▸ **WHAT YOU HAVE TO DO**
Look through the entries below and report how many lines hold the string "today". Only the number is wanted.

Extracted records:
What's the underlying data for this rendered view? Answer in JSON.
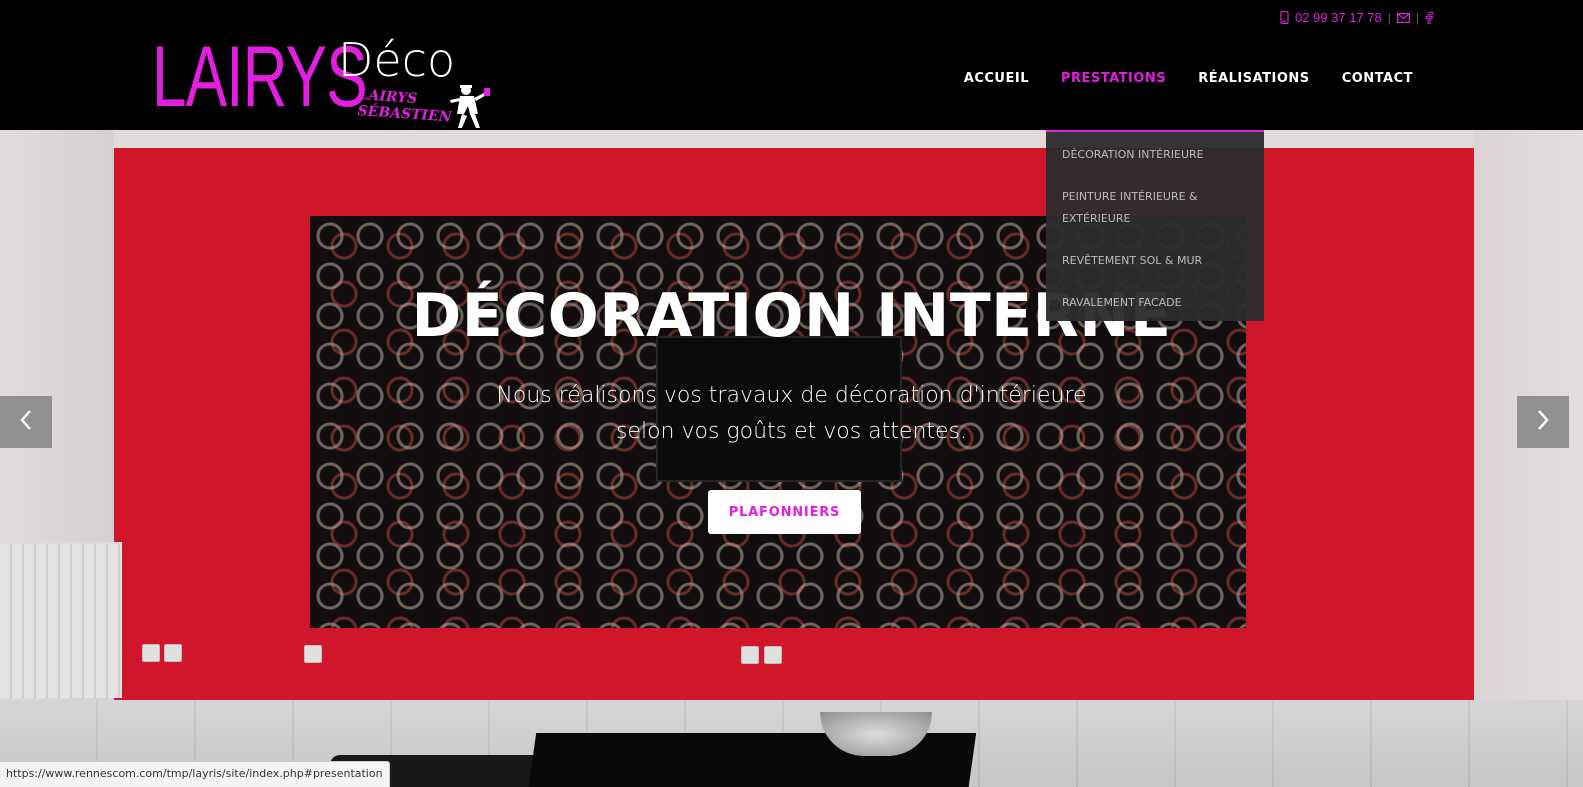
{
  "topbar": {
    "phone": "02 99 37 17 78",
    "icons": [
      "phone-icon",
      "mail-icon",
      "facebook-icon"
    ]
  },
  "logo": {
    "brand": "LAIRYS",
    "deco": "Déco",
    "signature": "LAIRYS SÉBASTIEN"
  },
  "nav": {
    "items": [
      {
        "label": "ACCUEIL"
      },
      {
        "label": "PRESTATIONS"
      },
      {
        "label": "RÉALISATIONS"
      },
      {
        "label": "CONTACT"
      }
    ],
    "active": "PRESTATIONS"
  },
  "dropdown": {
    "items": [
      {
        "label": "DÉCORATION INTÉRIEURE"
      },
      {
        "label": "PEINTURE INTÉRIEURE & EXTÉRIEURE"
      },
      {
        "label": "REVÊTEMENT SOL & MUR"
      },
      {
        "label": "RAVALEMENT FACADE"
      }
    ]
  },
  "hero": {
    "title": "DÉCORATION INTERNE",
    "subtitle_line1": "Nous réalisons vos travaux de décoration d'intérieure",
    "subtitle_line2": "selon vos goûts et vos attentes.",
    "button_label": "PLAFONNIERS"
  },
  "status_url": "https://www.rennescom.com/tmp/layris/site/index.php#presentation",
  "colors": {
    "accent": "#e41ee0",
    "header_bg": "#000000",
    "dropdown_bg": "#2d2d2d",
    "wall_red": "#e2182e"
  }
}
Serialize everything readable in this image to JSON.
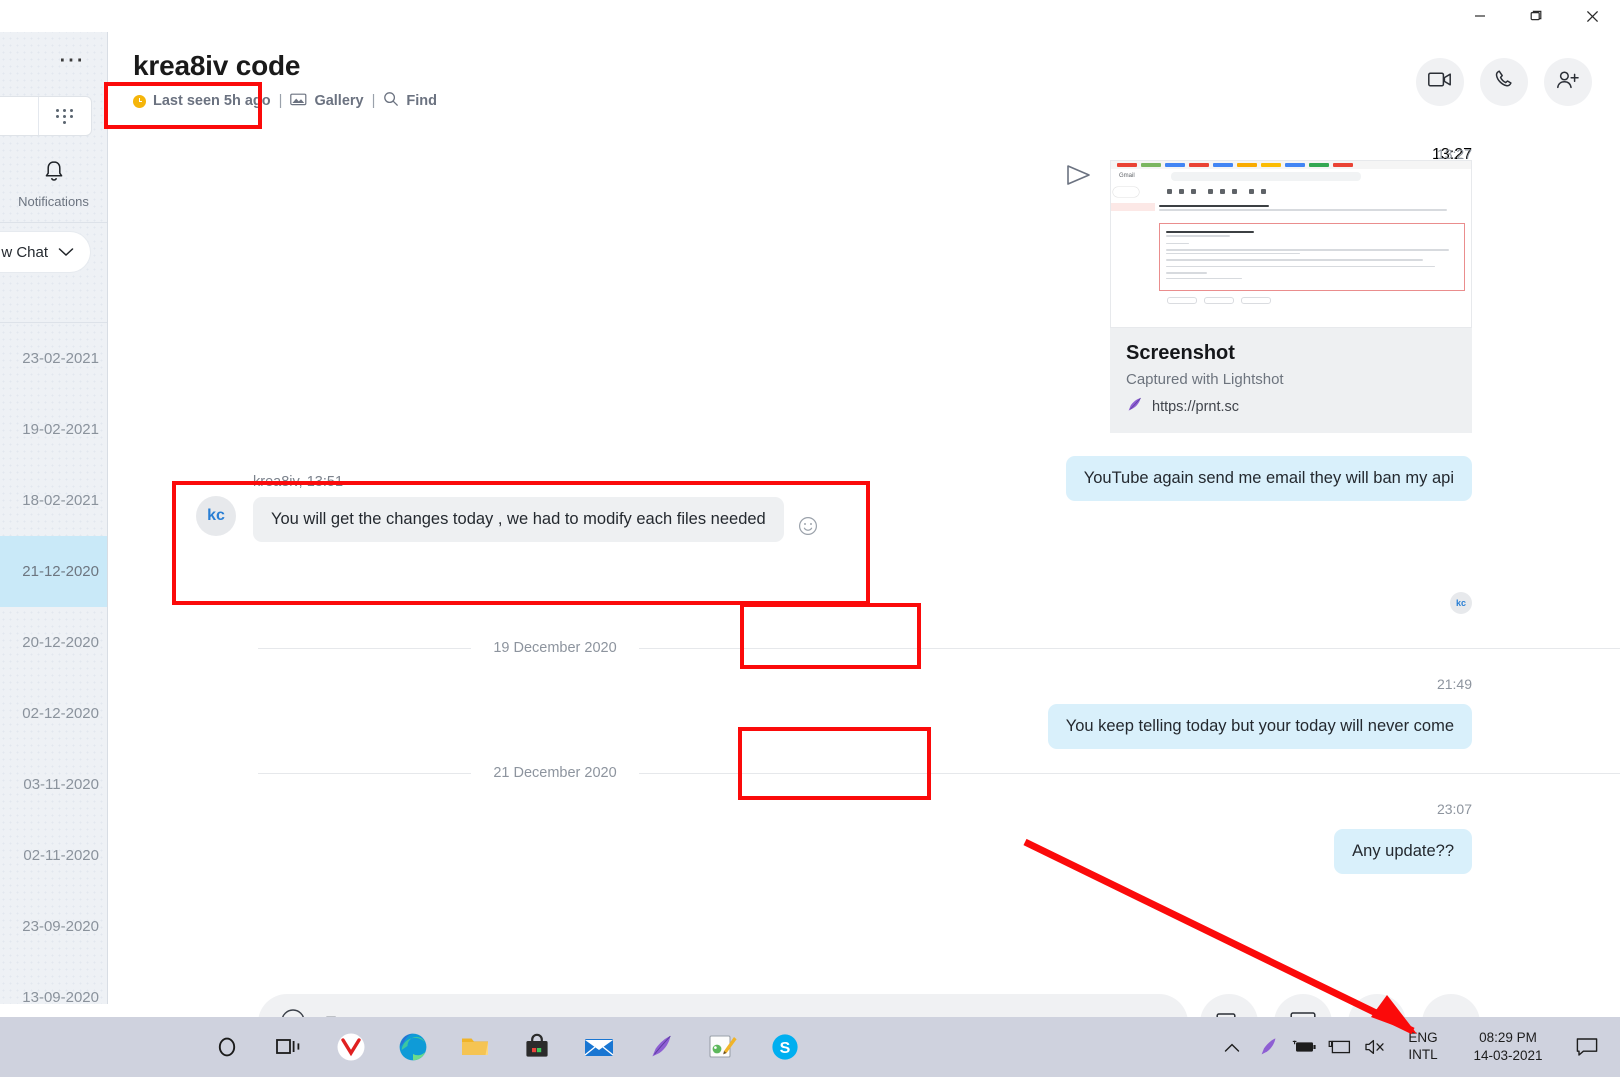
{
  "window": {
    "controls": [
      "minimize",
      "restore",
      "close"
    ]
  },
  "sidebar": {
    "menu_icon": "more-horizontal-icon",
    "apps_icon": "app-grid-icon",
    "notifications_label": "Notifications",
    "notifications_icon": "bell-icon",
    "new_chat_label": "w Chat",
    "new_chat_caret": "chevron-down-icon",
    "items": [
      {
        "date": "23-02-2021",
        "active": false
      },
      {
        "date": "19-02-2021",
        "active": false
      },
      {
        "date": "18-02-2021",
        "active": false
      },
      {
        "date": "21-12-2020",
        "active": true
      },
      {
        "date": "20-12-2020",
        "active": false
      },
      {
        "date": "02-12-2020",
        "active": false
      },
      {
        "date": "03-11-2020",
        "active": false
      },
      {
        "date": "02-11-2020",
        "active": false
      },
      {
        "date": "23-09-2020",
        "active": false
      },
      {
        "date": "13-09-2020",
        "active": false
      }
    ]
  },
  "header": {
    "title": "krea8iv code",
    "status": "Last seen 5h ago",
    "status_icon": "clock-icon",
    "separator": "|",
    "gallery_label": "Gallery",
    "gallery_icon": "image-icon",
    "find_label": "Find",
    "find_icon": "search-icon",
    "actions": [
      {
        "name": "video-call-button",
        "icon": "video-camera-icon"
      },
      {
        "name": "audio-call-button",
        "icon": "phone-icon"
      },
      {
        "name": "add-people-button",
        "icon": "person-add-icon"
      }
    ]
  },
  "conversation": {
    "attachment": {
      "timestamp": "13:27",
      "send_icon": "send-icon",
      "title": "Screenshot",
      "description": "Captured with Lightshot",
      "link": "https://prnt.sc",
      "link_icon": "lightshot-feather-icon"
    },
    "messages": [
      {
        "id": "msg-youtube-ban",
        "direction": "outgoing",
        "text": "YouTube again send me email they will ban my api"
      },
      {
        "id": "msg-changes-today",
        "direction": "incoming",
        "sender": "krea8iv",
        "time": "13:51",
        "meta": "krea8iv, 13:51",
        "avatar_initials": "kc",
        "text": "You will get the changes today , we had to modify each files needed",
        "reaction_icon": "emoji-smiley-icon"
      },
      {
        "id": "msg-never-come",
        "direction": "outgoing",
        "timestamp": "21:49",
        "text": "You keep telling today but your today will never come"
      },
      {
        "id": "msg-any-update",
        "direction": "outgoing",
        "timestamp": "23:07",
        "text": "Any update??"
      }
    ],
    "read_avatar_initials": "kc",
    "date_separators": [
      {
        "id": "sep-19-dec",
        "label": "19 December 2020"
      },
      {
        "id": "sep-21-dec",
        "label": "21 December 2020"
      }
    ]
  },
  "composer": {
    "emoji_icon": "emoji-smiley-icon",
    "placeholder": "Type a message",
    "value": "",
    "actions": [
      {
        "name": "send-image-button",
        "icon": "image-send-icon"
      },
      {
        "name": "send-contact-button",
        "icon": "contact-card-icon"
      },
      {
        "name": "voice-message-button",
        "icon": "microphone-icon"
      },
      {
        "name": "more-options-button",
        "icon": "more-horizontal-icon"
      }
    ]
  },
  "taskbar": {
    "apps": [
      {
        "name": "cortana-search-icon",
        "label": "Search"
      },
      {
        "name": "task-view-icon",
        "label": "Task View"
      },
      {
        "name": "yandex-browser-icon",
        "label": "Yandex Browser"
      },
      {
        "name": "microsoft-edge-icon",
        "label": "Microsoft Edge"
      },
      {
        "name": "file-explorer-icon",
        "label": "File Explorer"
      },
      {
        "name": "microsoft-store-icon",
        "label": "Microsoft Store"
      },
      {
        "name": "mail-icon",
        "label": "Mail"
      },
      {
        "name": "lightshot-icon",
        "label": "Lightshot"
      },
      {
        "name": "paint-icon",
        "label": "Paint"
      },
      {
        "name": "skype-icon",
        "label": "Skype"
      }
    ],
    "tray": {
      "overflow_icon": "chevron-up-icon",
      "lightshot_icon": "lightshot-feather-icon",
      "battery_icon": "battery-charging-icon",
      "display_icon": "display-icon",
      "volume_icon": "volume-muted-icon",
      "language_line1": "ENG",
      "language_line2": "INTL",
      "time": "08:29 PM",
      "date": "14-03-2021",
      "action_center_icon": "action-center-icon"
    }
  },
  "annotations": {
    "color": "#fb0a0a",
    "boxes": [
      {
        "id": "anno-last-seen",
        "target": "header-status"
      },
      {
        "id": "anno-incoming-message",
        "target": "msg-changes-today"
      },
      {
        "id": "anno-date-19-dec",
        "target": "sep-19-dec"
      },
      {
        "id": "anno-date-21-dec",
        "target": "sep-21-dec"
      }
    ],
    "arrow": {
      "id": "anno-arrow-to-tray",
      "target": "taskbar-tray"
    }
  }
}
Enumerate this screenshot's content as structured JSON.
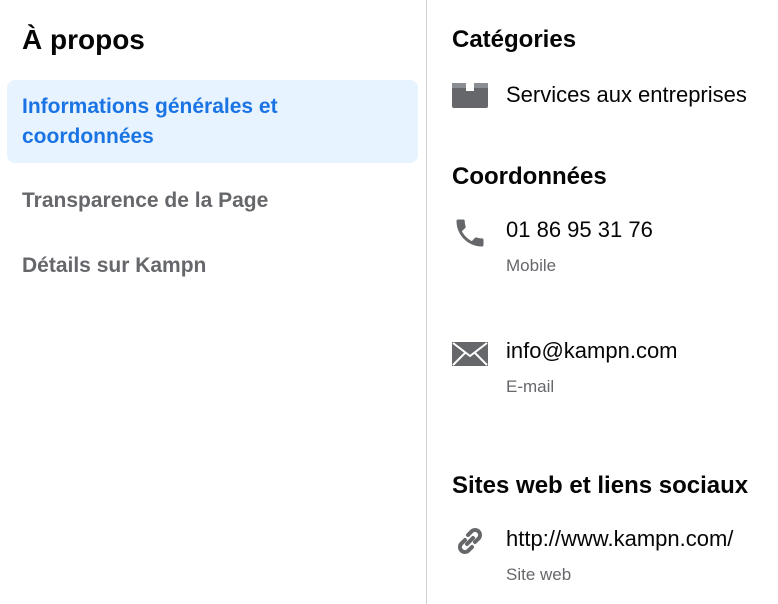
{
  "sidebar": {
    "title": "À propos",
    "items": [
      {
        "label": "Informations générales et coordonnées",
        "active": true
      },
      {
        "label": "Transparence de la Page",
        "active": false
      },
      {
        "label": "Détails sur Kampn",
        "active": false
      }
    ]
  },
  "categories": {
    "title": "Catégories",
    "icon": "briefcase-icon",
    "value": "Services aux entreprises"
  },
  "contact": {
    "title": "Coordonnées",
    "phone": {
      "icon": "phone-icon",
      "value": "01 86 95 31 76",
      "label": "Mobile"
    },
    "email": {
      "icon": "envelope-icon",
      "value": "info@kampn.com",
      "label": "E-mail"
    }
  },
  "websites": {
    "title": "Sites web et liens sociaux",
    "site": {
      "icon": "link-icon",
      "value": "http://www.kampn.com/",
      "label": "Site web"
    }
  },
  "colors": {
    "accent": "#1b74e4",
    "active_bg": "#e7f3ff",
    "muted_text": "#65676b",
    "icon": "#65676b",
    "divider": "#ced0d4"
  }
}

▸ **RESPONSE TO THE TASK**
4